Health authorities urge Australians to get vaccinated as death toll rises
As the national death toll passes 300 people, health authorities are again urging Australians to get a flu vaccination.
However, there are growing concerns after World Health Organisation tests have confirmed the H3N2 influenza strain has mutated, potentially impacting the effectiveness of vaccines.
According to Dr Jeannette Young, Queensland Chief Health Officer, the flu season varies enormously, and we are expecting to experience a worse season this year.
“We are seeing a lot more cases of the flu, around three and half times more than we would expect to see at this time of year,” she said.
Nearly every State and Territory has already surpassed the number of laboratory-confirmed influenza notifications recorded for the entirety of 2018.
South Australia has
been the most severely affected with 1,154 reported cases per 100,000 people.
What happens next?
Despite the mutation, health professionals are still urging Australians to get a flu vaccination.
Dr Vicky Sheppeard, NSW Health Director of Communicable Disease, has reminded people the flu vaccine is still the best protection.
“We are again encouraging everyone to take advantage of the flu vaccine as it is still not too late to get vaccinated,” she said.
The home doctor team at House Call Doctor are supporting health authorities in their plea for people to have the flu shot, as entire families are being treated by the after-hours service.
Flu shots are free under the National Immunisation Program for pregnant women, people over the age of 65, Aboriginal people and those with medical conditions such as asthma, diabetes and heart problems.

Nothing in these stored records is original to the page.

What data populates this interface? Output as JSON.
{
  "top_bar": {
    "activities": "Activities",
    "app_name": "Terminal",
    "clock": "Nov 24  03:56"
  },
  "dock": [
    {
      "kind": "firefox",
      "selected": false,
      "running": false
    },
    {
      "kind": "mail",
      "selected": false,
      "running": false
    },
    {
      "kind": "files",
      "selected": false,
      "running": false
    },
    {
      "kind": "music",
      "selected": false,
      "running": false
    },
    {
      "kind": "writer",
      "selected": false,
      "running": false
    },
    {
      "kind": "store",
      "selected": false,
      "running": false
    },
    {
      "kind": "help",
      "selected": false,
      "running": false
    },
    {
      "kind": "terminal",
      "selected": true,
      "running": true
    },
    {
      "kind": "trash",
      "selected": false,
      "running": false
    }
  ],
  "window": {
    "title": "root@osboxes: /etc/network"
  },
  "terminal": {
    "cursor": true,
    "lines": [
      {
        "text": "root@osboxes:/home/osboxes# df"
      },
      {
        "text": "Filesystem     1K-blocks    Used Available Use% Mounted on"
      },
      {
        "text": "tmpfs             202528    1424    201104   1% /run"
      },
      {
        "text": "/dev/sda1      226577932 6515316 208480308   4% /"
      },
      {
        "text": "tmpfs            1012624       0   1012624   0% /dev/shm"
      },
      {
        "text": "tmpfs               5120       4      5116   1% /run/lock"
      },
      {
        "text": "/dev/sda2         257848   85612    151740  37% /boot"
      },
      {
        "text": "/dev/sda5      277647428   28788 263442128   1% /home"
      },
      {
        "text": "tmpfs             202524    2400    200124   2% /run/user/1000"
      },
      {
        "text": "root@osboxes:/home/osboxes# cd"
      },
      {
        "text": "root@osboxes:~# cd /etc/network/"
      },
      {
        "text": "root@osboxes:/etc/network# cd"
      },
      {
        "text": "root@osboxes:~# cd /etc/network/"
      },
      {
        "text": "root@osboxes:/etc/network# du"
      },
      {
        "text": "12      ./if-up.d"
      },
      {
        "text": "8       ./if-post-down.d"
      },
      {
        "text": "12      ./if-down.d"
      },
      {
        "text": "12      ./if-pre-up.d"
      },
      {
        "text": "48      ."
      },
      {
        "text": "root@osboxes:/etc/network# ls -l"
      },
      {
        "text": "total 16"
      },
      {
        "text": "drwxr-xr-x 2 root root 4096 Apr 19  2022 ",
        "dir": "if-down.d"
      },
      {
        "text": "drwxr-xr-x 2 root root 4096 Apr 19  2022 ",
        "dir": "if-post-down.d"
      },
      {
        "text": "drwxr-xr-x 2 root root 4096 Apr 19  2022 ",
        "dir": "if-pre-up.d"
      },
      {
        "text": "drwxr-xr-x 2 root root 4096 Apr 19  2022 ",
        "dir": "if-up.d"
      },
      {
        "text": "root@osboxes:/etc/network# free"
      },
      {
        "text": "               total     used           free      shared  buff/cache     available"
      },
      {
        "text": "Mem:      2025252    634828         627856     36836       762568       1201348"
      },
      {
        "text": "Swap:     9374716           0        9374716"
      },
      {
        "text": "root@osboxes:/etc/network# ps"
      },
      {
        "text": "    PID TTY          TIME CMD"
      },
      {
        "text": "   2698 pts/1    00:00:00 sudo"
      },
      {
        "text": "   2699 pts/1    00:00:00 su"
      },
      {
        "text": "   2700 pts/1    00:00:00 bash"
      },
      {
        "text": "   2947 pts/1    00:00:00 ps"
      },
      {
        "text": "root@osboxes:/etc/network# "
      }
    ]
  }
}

People who become sick are being encouraged to consider all available options, such as their local GP or phone House Call Doctor to take pressure off the emergency departments.
If you think you may have any flu-like symptoms, contact your regular GP.